(Dataset rows describing interfaces)
┌──

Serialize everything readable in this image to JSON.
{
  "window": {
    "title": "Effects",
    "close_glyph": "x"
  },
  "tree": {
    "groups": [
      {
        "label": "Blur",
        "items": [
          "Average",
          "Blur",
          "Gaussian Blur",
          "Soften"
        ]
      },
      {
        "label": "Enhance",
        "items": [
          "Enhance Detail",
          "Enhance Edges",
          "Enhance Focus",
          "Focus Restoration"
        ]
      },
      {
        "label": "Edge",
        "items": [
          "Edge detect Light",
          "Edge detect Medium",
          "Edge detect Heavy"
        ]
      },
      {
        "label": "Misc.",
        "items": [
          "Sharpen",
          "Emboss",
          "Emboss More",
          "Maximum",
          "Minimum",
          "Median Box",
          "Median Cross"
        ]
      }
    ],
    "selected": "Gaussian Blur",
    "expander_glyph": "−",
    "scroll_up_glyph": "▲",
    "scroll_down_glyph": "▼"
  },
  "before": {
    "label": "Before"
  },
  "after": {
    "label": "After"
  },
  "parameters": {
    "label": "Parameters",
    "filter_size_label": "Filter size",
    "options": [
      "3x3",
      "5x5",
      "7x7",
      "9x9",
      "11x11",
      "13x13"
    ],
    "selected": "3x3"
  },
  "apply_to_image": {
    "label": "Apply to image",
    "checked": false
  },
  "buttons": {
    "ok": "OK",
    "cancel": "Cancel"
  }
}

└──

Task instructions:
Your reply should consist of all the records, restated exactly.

Answer section:
Serialize everything readable in this image to JSON.
{
  "window": {
    "title": "Effects",
    "close_glyph": "x"
  },
  "tree": {
    "groups": [
      {
        "label": "Blur",
        "items": [
          "Average",
          "Blur",
          "Gaussian Blur",
          "Soften"
        ]
      },
      {
        "label": "Enhance",
        "items": [
          "Enhance Detail",
          "Enhance Edges",
          "Enhance Focus",
          "Focus Restoration"
        ]
      },
      {
        "label": "Edge",
        "items": [
          "Edge detect Light",
          "Edge detect Medium",
          "Edge detect Heavy"
        ]
      },
      {
        "label": "Misc.",
        "items": [
          "Sharpen",
          "Emboss",
          "Emboss More",
          "Maximum",
          "Minimum",
          "Median Box",
          "Median Cross"
        ]
      }
    ],
    "selected": "Gaussian Blur",
    "expander_glyph": "−",
    "scroll_up_glyph": "▲",
    "scroll_down_glyph": "▼"
  },
  "before": {
    "label": "Before"
  },
  "after": {
    "label": "After"
  },
  "parameters": {
    "label": "Parameters",
    "filter_size_label": "Filter size",
    "options": [
      "3x3",
      "5x5",
      "7x7",
      "9x9",
      "11x11",
      "13x13"
    ],
    "selected": "3x3"
  },
  "apply_to_image": {
    "label": "Apply to image",
    "checked": false
  },
  "buttons": {
    "ok": "OK",
    "cancel": "Cancel"
  }
}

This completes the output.